Toast to New York’s grit and cocktail history with The Bronx: a lesser-known classic that’s on the rise.
Everyone knows the Manhattan — but what about the other classic serves named in honour of New York’s boroughs and neighbourhoods? From the Queens and the Brooklyn to the Red Hook and the Staten Island Ferry, there are plenty of ways to toast to the Big Apple. Today, we’re highlighting one of our favourites: the Bronx.
The Bronx and its namesake cocktail have a few things in common. Both tend to be overlooked in favour of (the) Manhattan, and both have suffered from less-than-favourable reputations in the past.
Though the serve was invented prior to Prohibition, it became a speakeasy favourite in the 1920s, and all that low-grade, bathtub gin tarnished its reputation. But after a long period of indignity, the drink is at last winning new acclaim and attention.
Oddly, the Bronx’s name doesn’t, technically, originate with the borough itself. Rather, it was named for the Bronx Zoo, which became the largest metropolitan zoo in the country when it opened in 1899.
The Bronx was named in honour of the Bronx Zoo because, as its creator explained, ‘Customers used to tell me of the strange animals they saw after a lot of mixed drinks.’

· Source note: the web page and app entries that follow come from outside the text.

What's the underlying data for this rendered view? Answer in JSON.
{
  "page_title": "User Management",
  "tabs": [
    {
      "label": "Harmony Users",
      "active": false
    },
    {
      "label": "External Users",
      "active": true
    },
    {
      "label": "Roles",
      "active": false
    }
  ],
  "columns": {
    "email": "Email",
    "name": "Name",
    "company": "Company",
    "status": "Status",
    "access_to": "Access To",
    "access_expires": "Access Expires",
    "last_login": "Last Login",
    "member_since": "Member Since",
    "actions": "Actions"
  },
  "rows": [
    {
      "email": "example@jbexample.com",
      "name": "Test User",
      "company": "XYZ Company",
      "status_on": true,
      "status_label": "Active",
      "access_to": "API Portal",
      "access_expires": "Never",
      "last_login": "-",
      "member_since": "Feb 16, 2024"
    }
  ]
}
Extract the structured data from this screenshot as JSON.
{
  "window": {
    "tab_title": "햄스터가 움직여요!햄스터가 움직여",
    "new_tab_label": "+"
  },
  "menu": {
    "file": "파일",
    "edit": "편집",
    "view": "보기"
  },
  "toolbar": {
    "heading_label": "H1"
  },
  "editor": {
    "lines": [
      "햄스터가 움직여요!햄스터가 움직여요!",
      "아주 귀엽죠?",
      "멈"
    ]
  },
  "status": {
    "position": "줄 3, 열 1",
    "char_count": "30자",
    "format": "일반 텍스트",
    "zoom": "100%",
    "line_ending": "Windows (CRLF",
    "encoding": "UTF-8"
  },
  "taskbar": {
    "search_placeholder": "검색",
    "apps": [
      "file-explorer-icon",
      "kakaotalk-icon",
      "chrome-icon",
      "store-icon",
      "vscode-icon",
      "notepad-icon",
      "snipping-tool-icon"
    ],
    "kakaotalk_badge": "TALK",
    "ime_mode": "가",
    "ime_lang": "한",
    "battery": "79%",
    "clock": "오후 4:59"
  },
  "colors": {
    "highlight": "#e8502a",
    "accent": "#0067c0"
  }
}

As the story goes, Johnnie Solon, head bartender at the Waldorf-Astoria, was the one to create the Bronx in 1906. As the Waldorf-Astoria’s historian A.S. Crockett recounted, Solon had been making Duplexes — the bar’s then-signature — when a customer requested a new drink off the cuff. And so, he set about mixing two jiggers of gin with orange juice and two kinds of vermouth. It was an instant hit: so much so that, as word spread, the bar began going through several cases of oranges each day.
And the name? As Solon recounted it, “I had been at the Bronx Zoo a day or so before, and saw, of course, a lot of beasts I had never known. Customers used to tell me of the strange animals they saw after a lot of mixed drinks.” And thus, the Bronx was born.
You can think of the Bronx as a perfect Martini — that’s a Martini with equal parts sweet and dry vermouth, not an exceptionally well-made one — mixed with orange juice.
When making yourself a Bronx, opt for freshly squeezed orange juice — it makes a big difference.
To contemporary ears, orange juice may sound like a slightly strange classic cocktail ingredient, but here it really works. As cocktail historian Dave Wondrich writes, “The Bronx must not be judged as an evening bracer, a proper cocktail, but rather as a midday swelter-tamer. As such, it’s delightful: clean, simple, and very, very refreshing.”
Making your own? Follow our recipe below to indulge in some late-winter, liquid sun. And do squeeze your own orange juice for this. It may sound labour-intensive, but the stuff from the carton simply isn’t as delicious.
Recipe: The Bronx